some 4,900 people filed claims for damages. Though most involved little more than cracked plaster, one man did receive a payment of $10,000. Two high-rise office towers sustained a total of 147 cracked windows. During the first three months of the tests, polls indicated that 90 percent of the people felt they could live with the booms. After six months, this number was down to 73 percent. This meant that some one-fourth of these citizens believed they could not live with them and would regard them as unacceptable. Fully 27 percent of the people polled in the Oklahoma City area during the closing weeks of testing declared they could not live with sonic boom; additionally, 40 percent of those polled were unconvinced that booms did not cause damage to buildings.
"Among the hundreds and hundreds of tests that the army did, Stillwater, Oklahoma was targeted," said Cole, an expert on the Army's development of biological weapons. In some cities reports indicate Americans actually died because of the testing.
Winnipeg, St. Louis, Minneapolis, Fort Wayne, the Monocacy River Valley in Maryland, and Leesburg, Virginia.
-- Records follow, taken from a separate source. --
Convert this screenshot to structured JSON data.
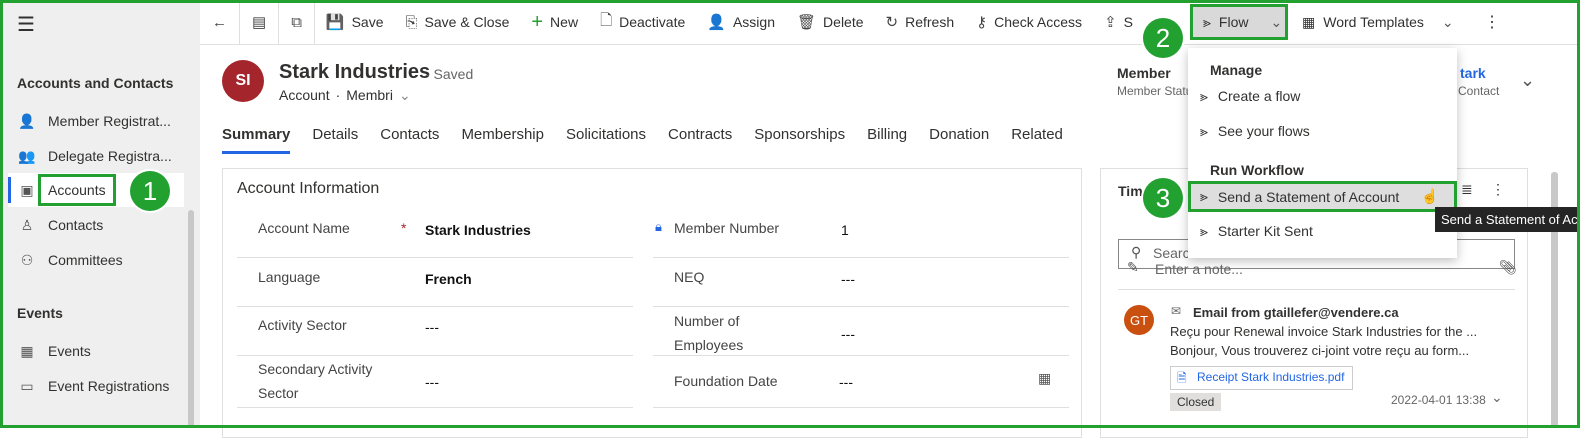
{
  "sidebar": {
    "menu_icon": "hamburger-icon",
    "sections": [
      {
        "title": "Accounts and Contacts",
        "items": [
          {
            "label": "Member Registrat...",
            "icon": "person-add-icon"
          },
          {
            "label": "Delegate Registra...",
            "icon": "people-icon"
          },
          {
            "label": "Accounts",
            "icon": "accounts-icon",
            "active": true
          },
          {
            "label": "Contacts",
            "icon": "person-icon"
          },
          {
            "label": "Committees",
            "icon": "group-icon"
          }
        ]
      },
      {
        "title": "Events",
        "items": [
          {
            "label": "Events",
            "icon": "calendar-icon"
          },
          {
            "label": "Event Registrations",
            "icon": "ticket-icon"
          }
        ]
      }
    ]
  },
  "toolbar": {
    "save": "Save",
    "save_close": "Save & Close",
    "new": "New",
    "deactivate": "Deactivate",
    "assign": "Assign",
    "delete": "Delete",
    "refresh": "Refresh",
    "check_access": "Check Access",
    "share": "S",
    "flow": "Flow",
    "word_templates": "Word Templates"
  },
  "record": {
    "initials": "SI",
    "name": "Stark Industries",
    "saved": "- Saved",
    "entity": "Account",
    "form": "Membri",
    "header_field_label": "Member",
    "header_field_sub": "Member Statu",
    "owner_name": "tark",
    "owner_sub": "Contact"
  },
  "tabs": [
    "Summary",
    "Details",
    "Contacts",
    "Membership",
    "Solicitations",
    "Contracts",
    "Sponsorships",
    "Billing",
    "Donation",
    "Related"
  ],
  "account_info": {
    "title": "Account Information",
    "fields": [
      {
        "label": "Account Name",
        "value": "Stark Industries",
        "required": "*"
      },
      {
        "label": "Language",
        "value": "French"
      },
      {
        "label": "Activity Sector",
        "value": "---"
      },
      {
        "label": "Secondary Activity Sector",
        "value": "---"
      }
    ],
    "fields_right": [
      {
        "label": "Member Number",
        "value": "1"
      },
      {
        "label": "NEQ",
        "value": "---"
      },
      {
        "label": "Number of Employees",
        "value": "---"
      },
      {
        "label": "Foundation Date",
        "value": "---"
      }
    ]
  },
  "timeline": {
    "title": "Tim",
    "search_placeholder": "Search",
    "note_placeholder": "Enter a note...",
    "item": {
      "initials": "GT",
      "title": "Email from gtaillefer@vendere.ca",
      "line1": "Reçu pour Renewal invoice Stark Industries for the ...",
      "line2": "Bonjour, Vous trouverez ci-joint votre reçu au form...",
      "attachment": "Receipt Stark Industries.pdf",
      "status": "Closed",
      "date": "2022-04-01 13:38"
    }
  },
  "flow_menu": {
    "manage_header": "Manage",
    "manage_items": [
      "Create a flow",
      "See your flows"
    ],
    "run_header": "Run Workflow",
    "run_items": [
      "Send a Statement of Account",
      "Starter Kit Sent"
    ]
  },
  "tooltip": "Send a Statement of Account",
  "badges": [
    "1",
    "2",
    "3"
  ],
  "colors": {
    "highlight": "#22a030",
    "accent": "#2266e3",
    "avatar_si": "#a4262c",
    "avatar_gt": "#ca5010"
  }
}
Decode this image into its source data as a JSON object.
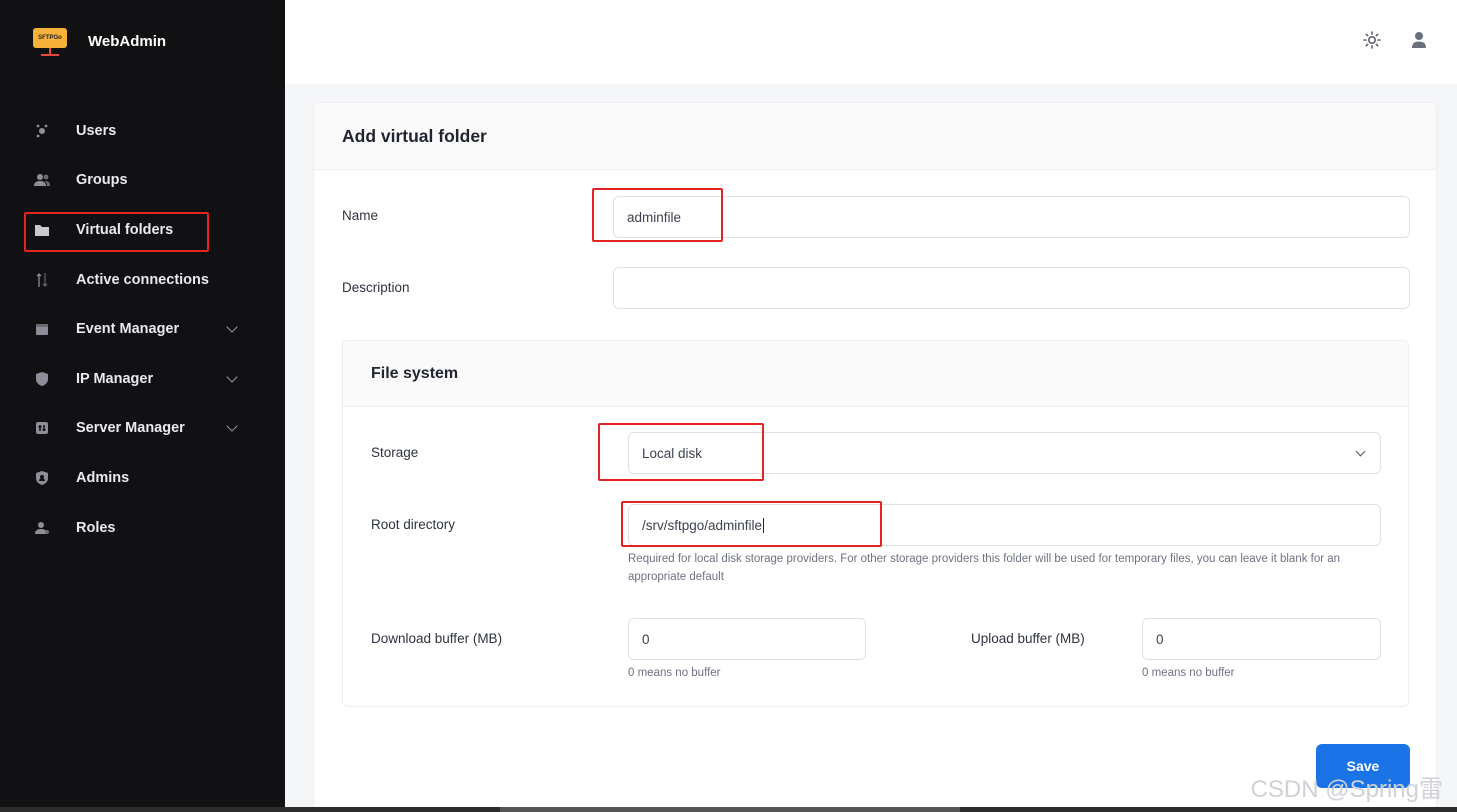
{
  "brand": {
    "name": "WebAdmin",
    "logo_text": "SFTPGo"
  },
  "sidebar": {
    "items": [
      {
        "label": "Users",
        "icon": "users-icon"
      },
      {
        "label": "Groups",
        "icon": "groups-icon"
      },
      {
        "label": "Virtual folders",
        "icon": "folder-icon"
      },
      {
        "label": "Active connections",
        "icon": "connections-icon"
      },
      {
        "label": "Event Manager",
        "icon": "calendar-icon"
      },
      {
        "label": "IP Manager",
        "icon": "shield-icon"
      },
      {
        "label": "Server Manager",
        "icon": "server-icon"
      },
      {
        "label": "Admins",
        "icon": "admin-icon"
      },
      {
        "label": "Roles",
        "icon": "role-icon"
      }
    ]
  },
  "form": {
    "title": "Add virtual folder",
    "name_label": "Name",
    "name_value": "adminfile",
    "description_label": "Description",
    "description_value": "",
    "fs": {
      "title": "File system",
      "storage_label": "Storage",
      "storage_value": "Local disk",
      "root_label": "Root directory",
      "root_value": "/srv/sftpgo/adminfile",
      "root_hint": "Required for local disk storage providers. For other storage providers this folder will be used for temporary files, you can leave it blank for an appropriate default",
      "download_label": "Download buffer (MB)",
      "download_value": "0",
      "download_hint": "0 means no buffer",
      "upload_label": "Upload buffer (MB)",
      "upload_value": "0",
      "upload_hint": "0 means no buffer"
    },
    "save_label": "Save"
  },
  "watermark": "CSDN @Spring雷"
}
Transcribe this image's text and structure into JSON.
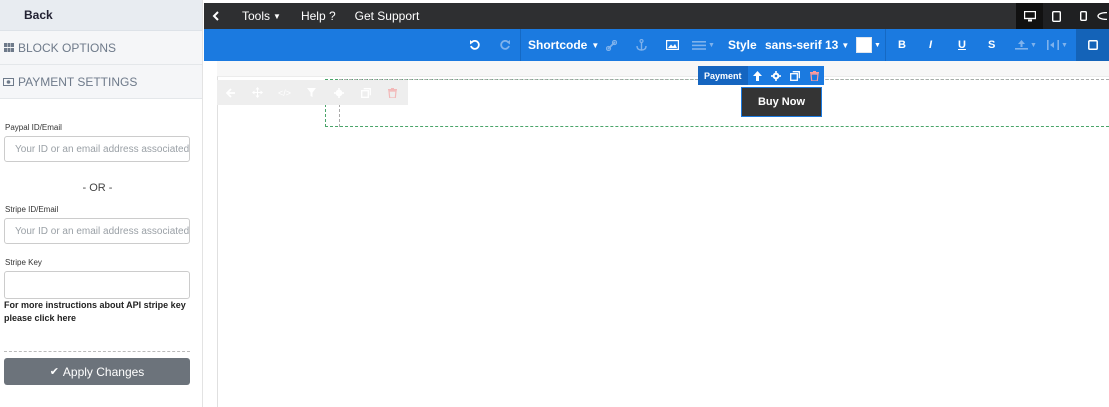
{
  "sidebar": {
    "back_label": "Back",
    "sections": [
      {
        "label": "BLOCK OPTIONS",
        "icon": "grid-icon"
      },
      {
        "label": "PAYMENT SETTINGS",
        "icon": "money-icon"
      }
    ],
    "paypal": {
      "label": "Paypal ID/Email",
      "placeholder": "Your ID or an email address associated"
    },
    "or_text": "- OR -",
    "stripe_id": {
      "label": "Stripe ID/Email",
      "placeholder": "Your ID or an email address associated"
    },
    "stripe_key": {
      "label": "Stripe Key",
      "value": ""
    },
    "api_note": "For more instructions about API stripe key please click here",
    "apply_label": "Apply Changes"
  },
  "topbar": {
    "back_icon": "chevron-left-icon",
    "menu": [
      "Tools",
      "Help ?",
      "Get Support"
    ],
    "devices": [
      "desktop-icon",
      "tablet-icon",
      "mobile-icon",
      "eye-icon"
    ]
  },
  "toolbar": {
    "shortcode_label": "Shortcode",
    "style_label": "Style",
    "font_family": "sans-serif",
    "font_size": "13",
    "bold": "B",
    "italic": "I",
    "underline": "U",
    "strike": "S"
  },
  "editor": {
    "payment_label": "Payment",
    "buy_now_label": "Buy Now"
  },
  "colors": {
    "accent": "#1b7ae0",
    "topbar": "#2e2f31",
    "button": "#6c737b"
  }
}
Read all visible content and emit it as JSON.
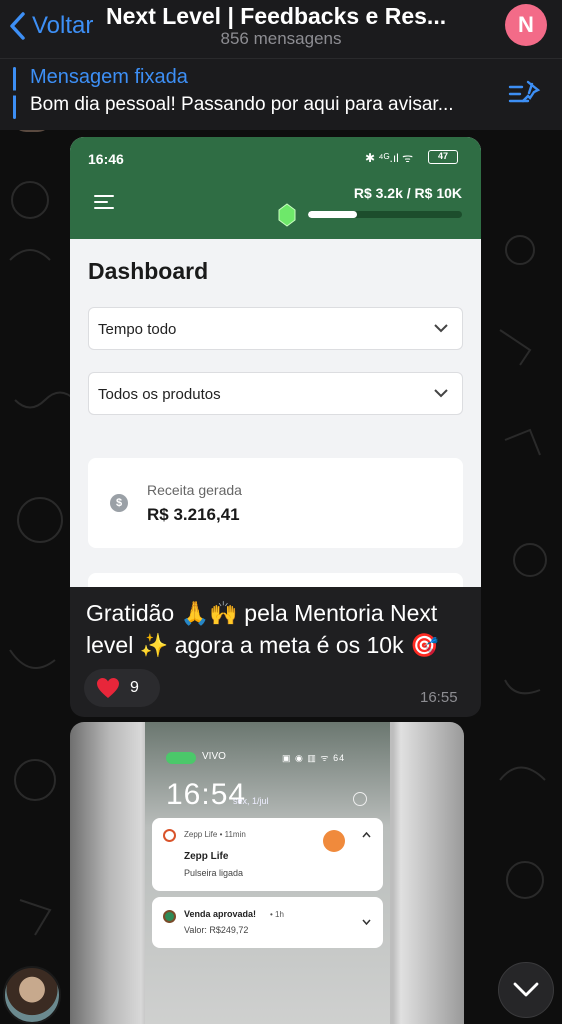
{
  "header": {
    "back_label": "Voltar",
    "title": "Next Level | Feedbacks e Res...",
    "subtitle": "856 mensagens",
    "avatar_letter": "N",
    "avatar_color": "#f36b88"
  },
  "pinned": {
    "title": "Mensagem fixada",
    "text": "Bom dia pessoal! Passando por aqui para avisar..."
  },
  "message1": {
    "screenshot": {
      "status_time": "16:46",
      "status_icons": "✱ ⁴ᴳ.ıl ᯤ",
      "battery": "47",
      "goal_text": "R$ 3.2k / R$ 10K",
      "goal_progress": 0.32,
      "dashboard_title": "Dashboard",
      "filter_period": "Tempo todo",
      "filter_products": "Todos os produtos",
      "revenue_label": "Receita gerada",
      "revenue_value": "R$ 3.216,41",
      "accent_color": "#2f6d44"
    },
    "caption": "Gratidão 🙏🙌 pela Mentoria Next level ✨ agora a meta é os 10k 🎯",
    "reaction_emoji": "heart",
    "reaction_count": "9",
    "time": "16:55"
  },
  "message2": {
    "lockscreen": {
      "carrier": "VIVO",
      "status_icons": "▣ ◉ ▥ ᯤ 64",
      "clock": "16:54",
      "date": "sex, 1/jul",
      "notif1_meta": "Zepp Life • 11min",
      "notif1_title": "Zepp Life",
      "notif1_body": "Pulseira ligada",
      "notif2_title": "Venda aprovada!",
      "notif2_meta": "• 1h",
      "notif2_body": "Valor: R$249,72"
    }
  }
}
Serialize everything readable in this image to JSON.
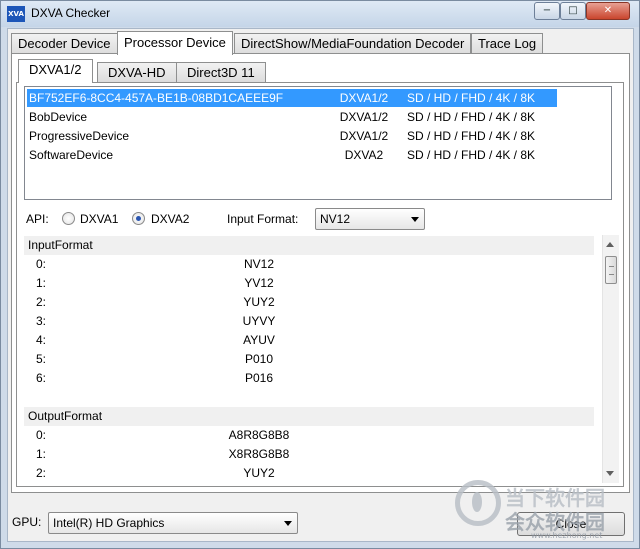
{
  "window": {
    "icon_text": "XVA",
    "title": "DXVA Checker"
  },
  "main_tabs": [
    {
      "label": "Decoder Device"
    },
    {
      "label": "Processor Device"
    },
    {
      "label": "DirectShow/MediaFoundation Decoder"
    },
    {
      "label": "Trace Log"
    }
  ],
  "sub_tabs": [
    {
      "label": "DXVA1/2"
    },
    {
      "label": "DXVA-HD"
    },
    {
      "label": "Direct3D 11"
    }
  ],
  "devices": [
    {
      "name": "BF752EF6-8CC4-457A-BE1B-08BD1CAEEE9F",
      "api": "DXVA1/2",
      "resolutions": "SD / HD / FHD / 4K / 8K",
      "selected": true
    },
    {
      "name": "BobDevice",
      "api": "DXVA1/2",
      "resolutions": "SD / HD / FHD / 4K / 8K"
    },
    {
      "name": "ProgressiveDevice",
      "api": "DXVA1/2",
      "resolutions": "SD / HD / FHD / 4K / 8K"
    },
    {
      "name": "SoftwareDevice",
      "api": "DXVA2",
      "resolutions": "SD / HD / FHD / 4K / 8K"
    }
  ],
  "api_selector": {
    "label": "API:",
    "option1": "DXVA1",
    "option2": "DXVA2",
    "selected": "DXVA2"
  },
  "input_format": {
    "label": "Input Format:",
    "value": "NV12"
  },
  "properties": {
    "input_header": "InputFormat",
    "input_rows": [
      {
        "index": "0:",
        "value": "NV12"
      },
      {
        "index": "1:",
        "value": "YV12"
      },
      {
        "index": "2:",
        "value": "YUY2"
      },
      {
        "index": "3:",
        "value": "UYVY"
      },
      {
        "index": "4:",
        "value": "AYUV"
      },
      {
        "index": "5:",
        "value": "P010"
      },
      {
        "index": "6:",
        "value": "P016"
      }
    ],
    "output_header": "OutputFormat",
    "output_rows": [
      {
        "index": "0:",
        "value": "A8R8G8B8"
      },
      {
        "index": "1:",
        "value": "X8R8G8B8"
      },
      {
        "index": "2:",
        "value": "YUY2"
      }
    ]
  },
  "gpu": {
    "label": "GPU:",
    "value": "Intel(R) HD Graphics"
  },
  "close_label": "Close",
  "watermark": {
    "line1": "当下软件园",
    "line2": "会众软件园",
    "url": "www.hezhong.net"
  }
}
In August 2010, the U.S. weapons manufacturer Raytheon announced that it had partnered with a jail in Castaic, California in order to use prisoners as test subjects for a new non-lethal weapon system that "fires an invisible heat beam capable of causing unbearable pain